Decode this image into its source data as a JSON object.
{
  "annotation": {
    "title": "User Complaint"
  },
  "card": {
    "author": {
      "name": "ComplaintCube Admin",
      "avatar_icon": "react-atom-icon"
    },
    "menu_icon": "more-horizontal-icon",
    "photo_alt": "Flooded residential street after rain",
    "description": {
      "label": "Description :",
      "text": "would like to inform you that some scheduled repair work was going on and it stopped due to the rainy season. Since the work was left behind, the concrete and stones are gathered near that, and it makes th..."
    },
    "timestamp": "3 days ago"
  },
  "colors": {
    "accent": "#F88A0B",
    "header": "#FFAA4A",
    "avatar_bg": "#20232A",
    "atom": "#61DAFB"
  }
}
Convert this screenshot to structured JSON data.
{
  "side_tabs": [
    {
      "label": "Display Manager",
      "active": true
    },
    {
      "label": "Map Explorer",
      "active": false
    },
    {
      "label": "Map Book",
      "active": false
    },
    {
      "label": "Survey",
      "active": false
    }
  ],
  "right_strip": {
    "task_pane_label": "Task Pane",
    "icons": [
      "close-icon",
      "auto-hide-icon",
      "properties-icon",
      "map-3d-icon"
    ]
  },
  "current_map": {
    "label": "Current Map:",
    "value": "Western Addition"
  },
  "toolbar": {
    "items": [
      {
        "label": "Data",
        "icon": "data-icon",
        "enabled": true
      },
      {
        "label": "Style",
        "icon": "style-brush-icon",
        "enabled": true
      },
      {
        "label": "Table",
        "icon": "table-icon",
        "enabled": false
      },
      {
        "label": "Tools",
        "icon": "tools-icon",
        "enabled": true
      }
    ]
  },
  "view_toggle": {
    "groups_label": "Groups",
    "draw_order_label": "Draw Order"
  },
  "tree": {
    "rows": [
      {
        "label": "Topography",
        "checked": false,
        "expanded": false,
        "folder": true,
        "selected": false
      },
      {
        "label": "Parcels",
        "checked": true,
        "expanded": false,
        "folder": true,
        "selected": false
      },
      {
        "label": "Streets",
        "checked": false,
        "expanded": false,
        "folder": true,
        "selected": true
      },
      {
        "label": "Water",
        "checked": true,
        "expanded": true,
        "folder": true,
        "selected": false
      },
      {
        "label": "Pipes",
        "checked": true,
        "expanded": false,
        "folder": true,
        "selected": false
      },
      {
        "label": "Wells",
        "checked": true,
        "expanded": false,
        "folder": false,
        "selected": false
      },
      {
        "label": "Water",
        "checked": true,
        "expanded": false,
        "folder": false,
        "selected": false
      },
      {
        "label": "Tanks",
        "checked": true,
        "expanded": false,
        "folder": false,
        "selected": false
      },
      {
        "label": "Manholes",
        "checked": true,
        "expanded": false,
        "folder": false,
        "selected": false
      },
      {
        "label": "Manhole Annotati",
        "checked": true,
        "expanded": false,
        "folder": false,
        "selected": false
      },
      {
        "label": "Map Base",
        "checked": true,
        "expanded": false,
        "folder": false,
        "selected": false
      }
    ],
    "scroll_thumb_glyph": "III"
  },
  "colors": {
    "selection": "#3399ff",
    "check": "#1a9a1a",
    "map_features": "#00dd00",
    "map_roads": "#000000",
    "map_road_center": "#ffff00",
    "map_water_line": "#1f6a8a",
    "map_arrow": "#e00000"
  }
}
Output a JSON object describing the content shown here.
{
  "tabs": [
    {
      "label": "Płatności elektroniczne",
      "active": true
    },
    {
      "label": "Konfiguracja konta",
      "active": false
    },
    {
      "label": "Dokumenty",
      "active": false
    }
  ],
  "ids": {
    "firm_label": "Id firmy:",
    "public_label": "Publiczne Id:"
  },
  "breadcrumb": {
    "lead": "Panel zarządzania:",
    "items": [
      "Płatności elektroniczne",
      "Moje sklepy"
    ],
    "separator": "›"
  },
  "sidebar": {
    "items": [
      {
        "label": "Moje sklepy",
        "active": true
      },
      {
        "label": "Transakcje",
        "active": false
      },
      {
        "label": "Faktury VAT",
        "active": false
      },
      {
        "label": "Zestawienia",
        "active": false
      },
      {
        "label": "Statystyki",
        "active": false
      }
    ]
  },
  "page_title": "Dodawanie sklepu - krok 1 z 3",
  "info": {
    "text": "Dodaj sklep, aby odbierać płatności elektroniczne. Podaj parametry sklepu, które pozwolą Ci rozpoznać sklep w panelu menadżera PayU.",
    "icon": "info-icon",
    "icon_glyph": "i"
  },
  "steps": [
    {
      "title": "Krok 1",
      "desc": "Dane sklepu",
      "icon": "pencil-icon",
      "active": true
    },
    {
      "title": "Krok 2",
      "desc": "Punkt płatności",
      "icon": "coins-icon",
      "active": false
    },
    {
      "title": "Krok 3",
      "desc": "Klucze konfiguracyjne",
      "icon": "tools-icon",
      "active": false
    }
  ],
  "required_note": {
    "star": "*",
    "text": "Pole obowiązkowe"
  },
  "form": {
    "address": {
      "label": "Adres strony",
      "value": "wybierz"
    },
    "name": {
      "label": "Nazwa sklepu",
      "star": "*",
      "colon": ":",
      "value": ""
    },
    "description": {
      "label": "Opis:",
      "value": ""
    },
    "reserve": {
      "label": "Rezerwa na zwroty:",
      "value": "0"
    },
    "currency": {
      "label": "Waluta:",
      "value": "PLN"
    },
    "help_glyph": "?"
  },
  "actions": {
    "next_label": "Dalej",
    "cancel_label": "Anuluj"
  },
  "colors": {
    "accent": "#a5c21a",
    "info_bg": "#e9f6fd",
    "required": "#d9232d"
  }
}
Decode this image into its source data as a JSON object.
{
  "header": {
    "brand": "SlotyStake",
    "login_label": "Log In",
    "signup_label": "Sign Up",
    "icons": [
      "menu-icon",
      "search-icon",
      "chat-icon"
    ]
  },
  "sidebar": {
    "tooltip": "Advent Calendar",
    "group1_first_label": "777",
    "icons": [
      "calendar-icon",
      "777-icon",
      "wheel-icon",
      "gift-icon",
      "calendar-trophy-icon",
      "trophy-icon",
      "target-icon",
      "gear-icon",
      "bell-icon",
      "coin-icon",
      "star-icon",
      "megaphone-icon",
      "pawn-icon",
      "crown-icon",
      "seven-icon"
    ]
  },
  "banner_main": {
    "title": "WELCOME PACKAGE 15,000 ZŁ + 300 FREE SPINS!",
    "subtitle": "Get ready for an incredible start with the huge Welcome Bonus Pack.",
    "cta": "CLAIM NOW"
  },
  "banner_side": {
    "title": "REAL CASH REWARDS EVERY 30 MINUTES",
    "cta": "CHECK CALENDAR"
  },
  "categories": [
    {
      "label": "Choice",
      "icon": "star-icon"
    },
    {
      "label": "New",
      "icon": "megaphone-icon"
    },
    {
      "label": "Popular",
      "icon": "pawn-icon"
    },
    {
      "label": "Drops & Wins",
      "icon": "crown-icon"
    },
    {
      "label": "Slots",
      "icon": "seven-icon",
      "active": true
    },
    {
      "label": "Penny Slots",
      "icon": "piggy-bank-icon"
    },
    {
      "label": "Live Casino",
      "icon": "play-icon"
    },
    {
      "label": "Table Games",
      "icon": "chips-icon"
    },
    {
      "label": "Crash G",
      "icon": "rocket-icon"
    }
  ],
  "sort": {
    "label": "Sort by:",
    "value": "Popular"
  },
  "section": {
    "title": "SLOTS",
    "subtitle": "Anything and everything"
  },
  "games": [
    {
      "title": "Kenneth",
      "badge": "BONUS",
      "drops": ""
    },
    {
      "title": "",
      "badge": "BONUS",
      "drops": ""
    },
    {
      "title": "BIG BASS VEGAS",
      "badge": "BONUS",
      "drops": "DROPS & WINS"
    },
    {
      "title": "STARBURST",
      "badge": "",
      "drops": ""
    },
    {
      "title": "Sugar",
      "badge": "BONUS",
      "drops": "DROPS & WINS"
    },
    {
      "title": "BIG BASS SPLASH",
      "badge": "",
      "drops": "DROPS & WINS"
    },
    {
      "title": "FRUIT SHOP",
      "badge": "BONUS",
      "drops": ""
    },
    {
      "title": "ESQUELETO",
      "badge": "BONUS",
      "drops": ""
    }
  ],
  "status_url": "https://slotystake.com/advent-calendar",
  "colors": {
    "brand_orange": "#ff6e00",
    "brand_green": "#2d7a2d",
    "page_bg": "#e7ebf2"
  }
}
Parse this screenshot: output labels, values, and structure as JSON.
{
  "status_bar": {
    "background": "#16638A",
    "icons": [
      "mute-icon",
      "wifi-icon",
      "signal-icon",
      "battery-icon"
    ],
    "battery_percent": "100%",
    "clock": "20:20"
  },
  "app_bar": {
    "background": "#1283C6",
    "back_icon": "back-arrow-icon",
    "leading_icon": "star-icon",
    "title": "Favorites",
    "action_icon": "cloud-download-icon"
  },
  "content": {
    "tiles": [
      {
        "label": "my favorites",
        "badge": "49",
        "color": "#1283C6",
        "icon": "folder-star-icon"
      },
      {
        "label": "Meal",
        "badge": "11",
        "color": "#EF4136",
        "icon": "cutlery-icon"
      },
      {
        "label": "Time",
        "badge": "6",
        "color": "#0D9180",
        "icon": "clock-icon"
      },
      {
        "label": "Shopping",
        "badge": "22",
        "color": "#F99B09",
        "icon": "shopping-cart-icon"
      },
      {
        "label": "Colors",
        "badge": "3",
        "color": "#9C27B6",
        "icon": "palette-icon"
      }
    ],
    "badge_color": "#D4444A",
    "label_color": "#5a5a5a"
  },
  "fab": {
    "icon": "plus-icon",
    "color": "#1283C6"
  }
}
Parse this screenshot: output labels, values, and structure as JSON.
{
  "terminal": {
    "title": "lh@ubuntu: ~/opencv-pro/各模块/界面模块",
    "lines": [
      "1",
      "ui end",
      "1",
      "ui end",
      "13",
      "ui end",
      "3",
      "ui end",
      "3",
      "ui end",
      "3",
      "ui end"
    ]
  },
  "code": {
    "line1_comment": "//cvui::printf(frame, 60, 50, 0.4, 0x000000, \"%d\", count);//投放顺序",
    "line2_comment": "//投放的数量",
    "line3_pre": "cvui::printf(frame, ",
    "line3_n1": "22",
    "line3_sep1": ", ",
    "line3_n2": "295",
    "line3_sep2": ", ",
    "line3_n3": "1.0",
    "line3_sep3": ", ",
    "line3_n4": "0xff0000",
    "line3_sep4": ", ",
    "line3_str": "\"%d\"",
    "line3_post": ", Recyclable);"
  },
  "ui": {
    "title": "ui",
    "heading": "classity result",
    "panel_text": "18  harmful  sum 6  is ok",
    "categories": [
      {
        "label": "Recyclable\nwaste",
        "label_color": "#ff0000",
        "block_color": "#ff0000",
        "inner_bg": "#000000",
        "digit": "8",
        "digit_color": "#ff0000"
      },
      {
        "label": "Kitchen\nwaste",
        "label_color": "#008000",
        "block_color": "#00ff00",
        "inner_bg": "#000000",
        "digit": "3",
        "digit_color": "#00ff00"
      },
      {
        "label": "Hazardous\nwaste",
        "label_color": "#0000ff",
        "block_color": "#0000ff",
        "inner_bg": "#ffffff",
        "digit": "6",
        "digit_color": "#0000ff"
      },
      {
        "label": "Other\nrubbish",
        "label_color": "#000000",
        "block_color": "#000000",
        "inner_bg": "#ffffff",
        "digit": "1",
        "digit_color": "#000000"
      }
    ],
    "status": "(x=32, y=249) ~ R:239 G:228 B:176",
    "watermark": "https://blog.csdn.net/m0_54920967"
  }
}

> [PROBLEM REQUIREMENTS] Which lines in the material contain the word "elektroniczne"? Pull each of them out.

> [WRITTEN ANSWER]
      "label": "Płatności elektroniczne",
      "Płatności elektroniczne",
    "text": "Dodaj sklep, aby odbierać płatności elektroniczne. Podaj parametry sklepu, które pozwolą Ci rozpoznać sklep w panelu menadżera PayU.",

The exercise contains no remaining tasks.